Both of these options would also involve a significant shift from the English model of higher education, in which Whitehall does not specify the courses that universities teach or the students they admit. Many observers regard this high level of university autonomy as one reason for the system’s success. It is, in the best sense of the word, liberal, rejecting attempts at manpower planning. But, as one advocate of restricted access put it to me: “There is not much liberalism around in Whitehall at the moment.”
A third option would be to revert to the crude device of simply limiting the number of domestic students per university. That would preserve more autonomy by leaving universities free to decide who to recruit within their fixed totals. The trouble is that this system constrains competition between institutions, making it harder for some to grow and others to shrink.
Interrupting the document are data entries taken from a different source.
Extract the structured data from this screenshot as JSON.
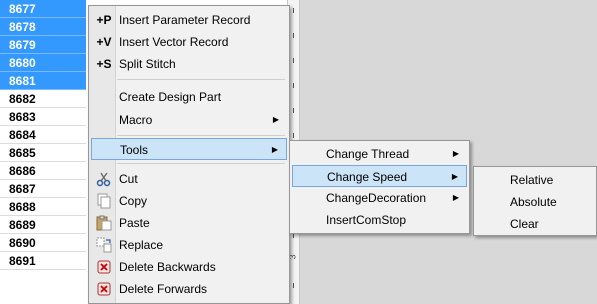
{
  "rows": [
    "8677",
    "8678",
    "8679",
    "8680",
    "8681",
    "8682",
    "8683",
    "8684",
    "8685",
    "8686",
    "8687",
    "8688",
    "8689",
    "8690",
    "8691"
  ],
  "selected_rows": [
    "8677",
    "8678",
    "8679",
    "8680",
    "8681"
  ],
  "ruler": {
    "label": "3"
  },
  "context_menu": {
    "items": [
      {
        "shortcut": "+P",
        "label": "Insert Parameter Record"
      },
      {
        "shortcut": "+V",
        "label": "Insert Vector Record"
      },
      {
        "shortcut": "+S",
        "label": "Split Stitch"
      },
      {
        "label": "Create Design Part"
      },
      {
        "label": "Macro",
        "submenu": true
      },
      {
        "label": "Tools",
        "submenu": true,
        "highlighted": true
      },
      {
        "label": "Cut",
        "icon": "scissors-icon"
      },
      {
        "label": "Copy",
        "icon": "copy-icon"
      },
      {
        "label": "Paste",
        "icon": "paste-icon"
      },
      {
        "label": "Replace",
        "icon": "replace-icon"
      },
      {
        "label": "Delete Backwards",
        "icon": "delete-backwards-icon"
      },
      {
        "label": "Delete Forwards",
        "icon": "delete-forwards-icon"
      }
    ]
  },
  "tools_submenu": {
    "items": [
      {
        "label": "Change Thread",
        "submenu": true
      },
      {
        "label": "Change Speed",
        "submenu": true,
        "highlighted": true
      },
      {
        "label": "ChangeDecoration",
        "submenu": true
      },
      {
        "label": "InsertComStop"
      }
    ]
  },
  "speed_submenu": {
    "items": [
      {
        "label": "Relative"
      },
      {
        "label": "Absolute"
      },
      {
        "label": "Clear"
      }
    ]
  },
  "colors": {
    "selection": "#3399ff",
    "menu_highlight": "#cce4f7",
    "menu_bg": "#f1f1f1",
    "panel": "#d8d8d8"
  }
}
We prided ourselves that the coalition got rid of this system in 2015-16. It meant that the state was no longer requiring universities to turn away young people who wanted to be educated and that a university was willing to educate – particularly important for social mobility given the Scottish evidence that when places are restricted, it is the marginal students from disadvantaged backgrounds who lose out.
There is one other option. It has the merit of actually tackling the genuine concern of Whitehall about the cost of higher education without getting into the dangerous territory of manpower planning. That is simply to change the graduate repayment terms so that the typical graduate pays back more fully for the cost of their higher education.
The current system’s high repayment threshold of £25,000 means that too high a proportion of the loans is written off. Predictably, this has opened up the whole question of the treatment of the write-offs in the public accounts, leading to their proposed reclassification as public spending. It is not even politically popular because, combined with the high interest rate on some outstanding debt, many graduates now see their debt rising every year, which understandably upsets them.
So I propose a package of abolishing the interest rate and lowering the repayment threshold back down to its original £21,000 – which virtually nobody ever complained about. One might add a few extra years to the repayment period as well. That would make the system both financially sustainable and more politically acceptable without having to constrain the autonomy of universities.
As for LEO, the data should be part of the increasing mix of information available to prospective students and their parents, but we need to understand them more fully before wider lessons can be drawn. The best way to extract more value from the dataset would be for more researchers to be able to access it – with the necessary privacy protections, of course. We at the Resolution Foundation are keen to analyse the raw data, and so are others.
If we are going to overturn the time-honoured and highly successful liberal settlement in English higher education policy, we had better be very sure that the case for it bears every scrutiny.
David Willetts is chair of the Resolution Foundation and a visiting professor at King’s College London. He was UK minister of state for universities and science from 2010 to 2014. His book, A University Education, is published by Oxford University Press.